Action item –
Copy each line containing "description" from the listing below.

Data to examine –
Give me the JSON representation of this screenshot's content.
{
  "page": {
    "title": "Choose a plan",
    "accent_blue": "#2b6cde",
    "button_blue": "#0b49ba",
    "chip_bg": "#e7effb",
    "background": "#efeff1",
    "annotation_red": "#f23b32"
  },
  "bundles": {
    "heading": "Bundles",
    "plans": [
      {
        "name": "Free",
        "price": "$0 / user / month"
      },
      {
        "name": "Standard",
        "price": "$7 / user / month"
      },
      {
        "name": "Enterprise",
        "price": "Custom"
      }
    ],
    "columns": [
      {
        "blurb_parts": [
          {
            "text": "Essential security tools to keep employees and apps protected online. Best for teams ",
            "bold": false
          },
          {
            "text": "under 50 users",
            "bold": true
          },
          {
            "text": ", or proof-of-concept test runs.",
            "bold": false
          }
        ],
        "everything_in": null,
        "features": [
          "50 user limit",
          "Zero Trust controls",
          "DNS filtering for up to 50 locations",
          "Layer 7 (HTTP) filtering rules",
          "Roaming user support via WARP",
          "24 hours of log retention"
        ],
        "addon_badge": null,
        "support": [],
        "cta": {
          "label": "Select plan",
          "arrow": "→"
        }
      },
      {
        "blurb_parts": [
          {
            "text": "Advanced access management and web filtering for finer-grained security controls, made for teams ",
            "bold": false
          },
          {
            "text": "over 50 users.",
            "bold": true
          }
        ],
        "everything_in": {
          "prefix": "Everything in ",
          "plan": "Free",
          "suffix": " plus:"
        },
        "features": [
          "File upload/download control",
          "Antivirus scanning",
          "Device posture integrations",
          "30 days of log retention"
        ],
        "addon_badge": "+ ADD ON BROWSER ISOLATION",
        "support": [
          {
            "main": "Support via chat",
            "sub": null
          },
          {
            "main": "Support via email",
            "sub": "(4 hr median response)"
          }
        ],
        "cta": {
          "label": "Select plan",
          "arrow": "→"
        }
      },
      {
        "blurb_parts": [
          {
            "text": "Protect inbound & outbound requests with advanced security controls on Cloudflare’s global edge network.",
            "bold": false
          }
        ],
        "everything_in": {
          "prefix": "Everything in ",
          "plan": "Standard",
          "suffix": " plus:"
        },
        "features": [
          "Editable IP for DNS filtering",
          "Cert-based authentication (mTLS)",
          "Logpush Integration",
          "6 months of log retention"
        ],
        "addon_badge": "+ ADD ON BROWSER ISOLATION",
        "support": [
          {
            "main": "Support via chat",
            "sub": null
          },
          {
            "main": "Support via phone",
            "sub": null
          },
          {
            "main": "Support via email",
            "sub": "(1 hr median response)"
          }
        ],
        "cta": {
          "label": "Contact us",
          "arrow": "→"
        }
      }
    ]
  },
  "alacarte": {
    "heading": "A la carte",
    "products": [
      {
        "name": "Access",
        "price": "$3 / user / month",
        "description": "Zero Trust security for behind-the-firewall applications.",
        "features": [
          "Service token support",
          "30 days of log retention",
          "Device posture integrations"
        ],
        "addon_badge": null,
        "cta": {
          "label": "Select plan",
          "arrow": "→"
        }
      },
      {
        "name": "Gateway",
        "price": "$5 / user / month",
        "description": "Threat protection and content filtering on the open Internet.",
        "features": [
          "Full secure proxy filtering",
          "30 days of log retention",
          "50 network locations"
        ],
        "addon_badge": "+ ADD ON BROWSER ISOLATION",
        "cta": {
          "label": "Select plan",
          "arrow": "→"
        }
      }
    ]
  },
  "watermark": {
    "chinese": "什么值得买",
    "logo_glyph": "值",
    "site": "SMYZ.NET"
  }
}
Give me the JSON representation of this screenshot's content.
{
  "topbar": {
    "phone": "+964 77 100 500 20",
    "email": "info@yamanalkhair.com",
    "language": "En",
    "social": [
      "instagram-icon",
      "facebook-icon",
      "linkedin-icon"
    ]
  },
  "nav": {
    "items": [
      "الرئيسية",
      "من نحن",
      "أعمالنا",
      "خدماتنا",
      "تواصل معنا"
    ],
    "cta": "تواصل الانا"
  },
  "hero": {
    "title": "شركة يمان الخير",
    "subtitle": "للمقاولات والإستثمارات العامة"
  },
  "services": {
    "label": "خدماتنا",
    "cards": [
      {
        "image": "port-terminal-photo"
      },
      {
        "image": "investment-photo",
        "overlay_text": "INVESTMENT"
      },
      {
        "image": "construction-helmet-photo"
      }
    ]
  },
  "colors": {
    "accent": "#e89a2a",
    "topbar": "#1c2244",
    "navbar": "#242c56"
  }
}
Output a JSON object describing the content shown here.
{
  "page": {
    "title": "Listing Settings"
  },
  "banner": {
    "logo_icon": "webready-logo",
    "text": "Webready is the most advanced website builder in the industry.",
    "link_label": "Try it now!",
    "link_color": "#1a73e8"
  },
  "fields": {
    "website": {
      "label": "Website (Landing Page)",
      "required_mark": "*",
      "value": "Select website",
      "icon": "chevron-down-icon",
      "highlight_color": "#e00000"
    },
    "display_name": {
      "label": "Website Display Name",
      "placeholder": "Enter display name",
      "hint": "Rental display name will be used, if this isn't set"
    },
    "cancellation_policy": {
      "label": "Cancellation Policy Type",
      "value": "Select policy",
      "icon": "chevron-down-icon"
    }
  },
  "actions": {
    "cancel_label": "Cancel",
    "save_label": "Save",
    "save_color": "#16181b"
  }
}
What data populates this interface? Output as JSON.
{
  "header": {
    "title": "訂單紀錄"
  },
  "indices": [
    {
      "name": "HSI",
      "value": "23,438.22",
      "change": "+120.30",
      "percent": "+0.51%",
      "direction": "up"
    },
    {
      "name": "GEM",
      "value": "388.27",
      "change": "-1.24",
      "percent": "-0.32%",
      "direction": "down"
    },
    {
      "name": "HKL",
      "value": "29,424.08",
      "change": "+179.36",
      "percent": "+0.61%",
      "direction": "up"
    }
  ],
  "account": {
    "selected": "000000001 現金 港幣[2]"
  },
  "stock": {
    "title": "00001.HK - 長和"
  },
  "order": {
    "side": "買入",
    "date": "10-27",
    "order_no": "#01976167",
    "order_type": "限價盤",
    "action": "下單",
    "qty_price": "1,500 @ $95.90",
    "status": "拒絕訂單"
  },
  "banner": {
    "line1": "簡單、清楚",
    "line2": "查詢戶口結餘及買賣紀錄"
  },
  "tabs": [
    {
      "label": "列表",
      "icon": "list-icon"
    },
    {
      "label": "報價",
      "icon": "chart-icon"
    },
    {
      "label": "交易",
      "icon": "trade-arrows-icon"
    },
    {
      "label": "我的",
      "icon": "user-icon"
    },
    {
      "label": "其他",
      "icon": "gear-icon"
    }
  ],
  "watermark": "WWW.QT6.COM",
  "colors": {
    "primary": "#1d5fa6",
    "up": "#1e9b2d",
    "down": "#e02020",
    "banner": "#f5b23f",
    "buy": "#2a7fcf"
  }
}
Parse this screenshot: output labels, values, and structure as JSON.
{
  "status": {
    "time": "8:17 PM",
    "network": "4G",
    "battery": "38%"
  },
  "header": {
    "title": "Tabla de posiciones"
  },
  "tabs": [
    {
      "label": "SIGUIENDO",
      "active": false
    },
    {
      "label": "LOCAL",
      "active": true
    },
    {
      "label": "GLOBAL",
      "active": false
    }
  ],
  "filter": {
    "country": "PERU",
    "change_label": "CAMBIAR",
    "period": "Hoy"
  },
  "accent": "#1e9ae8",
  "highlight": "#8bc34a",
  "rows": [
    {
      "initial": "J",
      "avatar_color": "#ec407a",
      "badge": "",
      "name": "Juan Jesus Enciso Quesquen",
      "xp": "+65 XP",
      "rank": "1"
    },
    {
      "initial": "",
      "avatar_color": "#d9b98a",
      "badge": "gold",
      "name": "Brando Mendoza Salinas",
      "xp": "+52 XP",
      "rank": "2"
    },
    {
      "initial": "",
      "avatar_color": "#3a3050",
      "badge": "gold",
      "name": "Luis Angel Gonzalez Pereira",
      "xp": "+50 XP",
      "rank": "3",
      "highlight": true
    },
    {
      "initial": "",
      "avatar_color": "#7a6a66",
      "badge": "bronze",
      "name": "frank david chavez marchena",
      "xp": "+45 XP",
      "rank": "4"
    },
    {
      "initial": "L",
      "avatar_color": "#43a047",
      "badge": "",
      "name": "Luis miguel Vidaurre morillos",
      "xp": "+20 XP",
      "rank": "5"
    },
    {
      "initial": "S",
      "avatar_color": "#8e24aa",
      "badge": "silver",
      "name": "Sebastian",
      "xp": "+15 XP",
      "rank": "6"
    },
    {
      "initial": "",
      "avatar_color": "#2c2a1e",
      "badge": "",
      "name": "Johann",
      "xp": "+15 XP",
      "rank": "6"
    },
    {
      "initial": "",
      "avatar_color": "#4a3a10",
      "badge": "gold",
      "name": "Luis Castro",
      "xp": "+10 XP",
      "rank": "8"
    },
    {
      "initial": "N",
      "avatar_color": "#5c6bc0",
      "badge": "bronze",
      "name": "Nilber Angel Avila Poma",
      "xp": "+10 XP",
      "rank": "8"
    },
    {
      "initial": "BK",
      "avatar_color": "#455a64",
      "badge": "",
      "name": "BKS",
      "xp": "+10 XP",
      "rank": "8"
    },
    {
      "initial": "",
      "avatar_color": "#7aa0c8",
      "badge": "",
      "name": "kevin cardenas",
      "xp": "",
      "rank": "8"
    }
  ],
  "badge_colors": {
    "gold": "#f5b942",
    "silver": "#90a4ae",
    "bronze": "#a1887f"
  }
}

Final answer –
        "description": "Zero Trust security for behind-the-firewall applications.",
        "description": "Threat protection and content filtering on the open Internet.",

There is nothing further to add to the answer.